I've started working my way through Bradley's important book. Next week, some of my students, colleagues, and I will welcome him to SIUE for a talk about his work and various topics. More on that soon.

For now, I'm going to say I'm just glad to have been a witness, as the elders used to say. Catching bits and pieces of Bradley talking about this project over the years, hearing about him making visits to those universities libraries, and realizing he was putting in far more work than he talked about publicly is really something worth noting.  

Wednesday, October 3, 2018

Haley Reading Group: Amy Maxmen’s "Digging Through the World’s Oldest Graveyard"


[The Best American Science and Nature Writing (2015)]

By Cynthia A. Campbell

Amy Maxmen’s article “Digging Through the World’s Oldest Graveyard” highlights paleoanthropologists Zeresenay Alemseged and Berhane Asfaw’s expeditions to locate fossils and human skeletal remains in Ethiopia. Maxmen illuminates the discovery of and process of dating the human remains found. Ultimately, the article speaks to Ethiopia being this significant geographical region in understanding the evolution of humans.

Maxmen’s discussion of Ardi (Ardipithecus ramidus) was especially enlightening. At one point, Maxmen notes that “the analysis took 15 years and 47 researchers to paint a full picture of…and her surroundings” (184). This point indicates the intricacies and painstaking efforts of thorough research.

After reading Maxmen’s article, what was one point concerning the various species discovered that caught your attention? Why was that point or passage important to you? Please provide a page number citation.

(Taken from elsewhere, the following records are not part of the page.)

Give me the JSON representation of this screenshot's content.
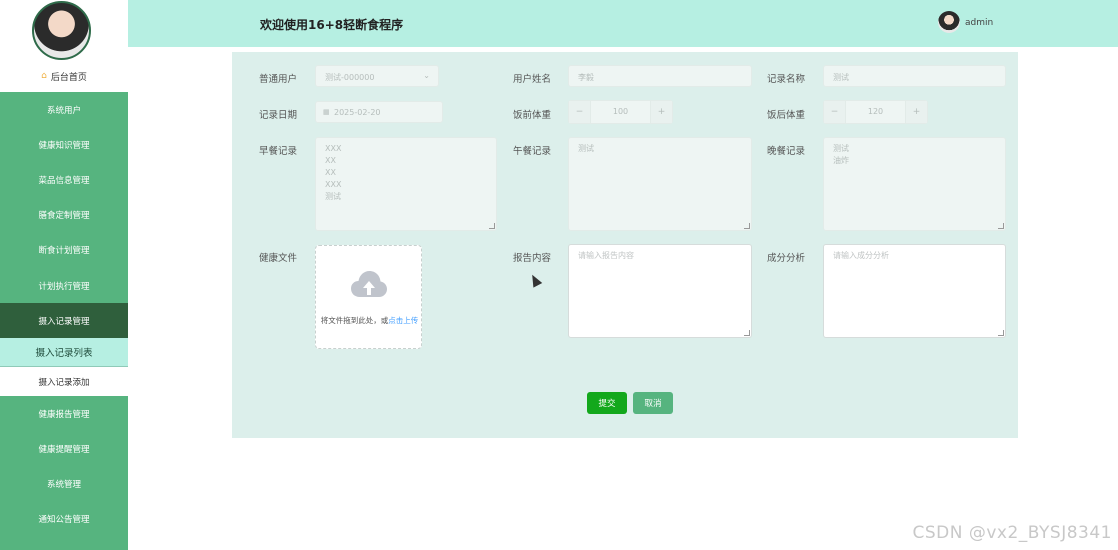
{
  "header": {
    "title": "欢迎使用16+8轻断食程序",
    "username": "admin"
  },
  "sidebar": {
    "home": "后台首页",
    "items": [
      {
        "label": "系统用户"
      },
      {
        "label": "健康知识管理"
      },
      {
        "label": "菜品信息管理"
      },
      {
        "label": "膳食定制管理"
      },
      {
        "label": "断食计划管理"
      },
      {
        "label": "计划执行管理"
      },
      {
        "label": "摄入记录管理",
        "active": true
      },
      {
        "label": "摄入记录列表",
        "sub": true,
        "selected": true
      },
      {
        "label": "摄入记录添加",
        "sub": true
      },
      {
        "label": "健康报告管理"
      },
      {
        "label": "健康提醒管理"
      },
      {
        "label": "系统管理"
      },
      {
        "label": "通知公告管理"
      }
    ]
  },
  "form": {
    "user_label": "普通用户",
    "user_value": "测试-000000",
    "name_label": "用户姓名",
    "name_value": "李毅",
    "record_label": "记录名称",
    "record_value": "测试",
    "date_label": "记录日期",
    "date_value": "2025-02-20",
    "before_weight_label": "饭前体重",
    "before_weight_value": "100",
    "after_weight_label": "饭后体重",
    "after_weight_value": "120",
    "breakfast_label": "早餐记录",
    "breakfast_value": "XXX\nXX\nXX\nXXX\n测试",
    "lunch_label": "午餐记录",
    "lunch_value": "测试",
    "dinner_label": "晚餐记录",
    "dinner_value": "测试\n油炸",
    "health_file_label": "健康文件",
    "upload_text": "将文件拖到此处，或",
    "upload_link": "点击上传",
    "report_label": "报告内容",
    "report_placeholder": "请输入报告内容",
    "analysis_label": "成分分析",
    "analysis_placeholder": "请输入成分分析",
    "submit": "提交",
    "cancel": "取消"
  },
  "watermark": "CSDN @vx2_BYSJ8341",
  "colors": {
    "sidebar": "#56b47f",
    "header": "#b6efe2",
    "panel": "#dcefeb",
    "submit": "#13a81c",
    "link": "#409eff"
  }
}
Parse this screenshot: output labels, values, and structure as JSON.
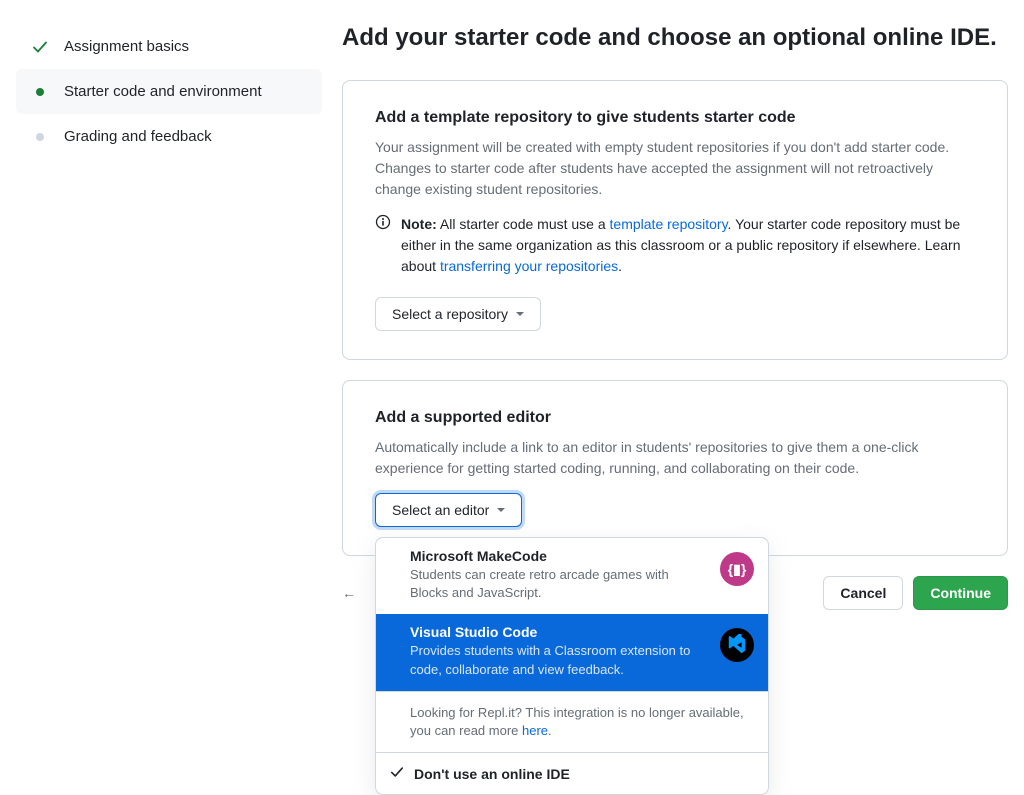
{
  "sidebar": {
    "items": [
      {
        "label": "Assignment basics",
        "state": "done"
      },
      {
        "label": "Starter code and environment",
        "state": "active"
      },
      {
        "label": "Grading and feedback",
        "state": "pending"
      }
    ]
  },
  "page": {
    "title": "Add your starter code and choose an optional online IDE."
  },
  "templatePanel": {
    "title": "Add a template repository to give students starter code",
    "desc": "Your assignment will be created with empty student repositories if you don't add starter code. Changes to starter code after students have accepted the assignment will not retroactively change existing student repositories.",
    "notePrefix": "Note:",
    "noteBeforeLink1": " All starter code must use a ",
    "noteLink1": "template repository",
    "noteMiddle": ". Your starter code repository must be either in the same organization as this classroom or a public repository if elsewhere. Learn about ",
    "noteLink2": "transferring your repositories",
    "noteEnd": ".",
    "dropdownLabel": "Select a repository"
  },
  "editorPanel": {
    "title": "Add a supported editor",
    "desc": "Automatically include a link to an editor in students' repositories to give them a one-click experience for getting started coding, running, and collaborating on their code.",
    "dropdownLabel": "Select an editor"
  },
  "editorDropdown": {
    "options": [
      {
        "title": "Microsoft MakeCode",
        "desc": "Students can create retro arcade games with Blocks and JavaScript.",
        "iconBg": "#bf3989"
      },
      {
        "title": "Visual Studio Code",
        "desc": "Provides students with a Classroom extension to code, collaborate and view feedback.",
        "iconBg": "#000000"
      }
    ],
    "replitNoteBefore": "Looking for Repl.it? This integration is no longer available, you can read more ",
    "replitLink": "here",
    "replitNoteAfter": ".",
    "noIdeLabel": "Don't use an online IDE"
  },
  "footer": {
    "backArrow": "←",
    "cancel": "Cancel",
    "continue": "Continue"
  }
}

Haley Reading Group: Robert Draper’s “The Battle for Virunga”

[The Best American Science and Nature Writing (2017)]

Robert Draper’s article “The Battle for Virunga” focuses on the continuous struggle to maintain and rebuild Virunga National Park. Draper emphasizes the hardships neighboring communities and scientist face when trying to save this national park.

At one point, Draper calls the Virunga National Park “a war zone” (67). This point highlights the tug of war between the scientists’ desire to maintain the life of the National Park and local citizens’ need to survive.

What did you think about the significance and struggles associated with rebuilding the Virunga National Park?


Tuesday, October 2, 2018

A checklist of a few writings by Elana Levin

I'm co-teaching a class on diversity and comic books this semester, but I had help getting here. It's always good to have a trusted guide as you move through creative domains. And in comics, Elana Levin serves as one of those guides for me.

Earlier today, I was discussing her piece on Chelsea Cain and Mockingbird. Levin had high praise for the comic book back in 2016 when it was released. "If you are a grown-up-woman reading superhero comics this needs to be at the top of your list,” she wrote. "This entire Mockingbird series has always been explicitly feminist– practically every issue addresses sexism in some way and every issue features Bobbi standing up for women and girls.”

Here's a roundup of some of Levin's works that I re-read as I prepared for the class.

2015
June 9: Elana Levin and Emily Zanotti discuss Women in Comics - Bounding Into Comics

2016
August 28: Paying Tribute to Jack Kirby on His 99th Birthday - Alex K. Cossa and Elana Levin - Graphic Policy
October 26: Mockingbird is there for us: Who will be there for her writer? - Graphic Policy 

2017
June 5: Thank Goddess Wonder Woman Isn’t Straight: Towards a Better DCEU - Elana Levin - Comics Beat